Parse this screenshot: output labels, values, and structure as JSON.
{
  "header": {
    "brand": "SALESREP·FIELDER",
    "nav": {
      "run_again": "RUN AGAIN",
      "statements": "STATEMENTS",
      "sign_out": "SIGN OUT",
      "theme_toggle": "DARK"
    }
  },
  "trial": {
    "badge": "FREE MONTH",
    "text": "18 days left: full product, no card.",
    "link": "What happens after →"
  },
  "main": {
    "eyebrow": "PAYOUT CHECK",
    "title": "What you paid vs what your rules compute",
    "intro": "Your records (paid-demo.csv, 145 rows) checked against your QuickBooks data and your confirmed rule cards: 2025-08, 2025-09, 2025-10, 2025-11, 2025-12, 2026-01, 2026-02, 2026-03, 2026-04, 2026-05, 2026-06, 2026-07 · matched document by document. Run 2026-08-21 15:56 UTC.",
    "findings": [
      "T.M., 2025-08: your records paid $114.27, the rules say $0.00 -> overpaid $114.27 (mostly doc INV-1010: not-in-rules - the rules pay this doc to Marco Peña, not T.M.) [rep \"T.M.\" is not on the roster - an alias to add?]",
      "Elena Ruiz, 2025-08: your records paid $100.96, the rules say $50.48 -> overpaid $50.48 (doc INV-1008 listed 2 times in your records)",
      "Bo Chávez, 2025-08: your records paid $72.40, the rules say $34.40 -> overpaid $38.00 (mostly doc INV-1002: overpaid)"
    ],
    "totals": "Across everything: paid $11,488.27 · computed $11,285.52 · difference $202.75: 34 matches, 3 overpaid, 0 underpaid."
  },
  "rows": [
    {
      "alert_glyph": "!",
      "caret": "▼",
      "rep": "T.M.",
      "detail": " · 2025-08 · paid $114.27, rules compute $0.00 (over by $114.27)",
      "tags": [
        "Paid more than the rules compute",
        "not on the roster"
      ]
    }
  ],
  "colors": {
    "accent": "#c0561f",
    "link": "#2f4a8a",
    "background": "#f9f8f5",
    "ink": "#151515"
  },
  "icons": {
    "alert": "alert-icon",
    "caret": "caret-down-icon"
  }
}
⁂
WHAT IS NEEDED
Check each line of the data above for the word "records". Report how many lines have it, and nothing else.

FINAL ANSWER
4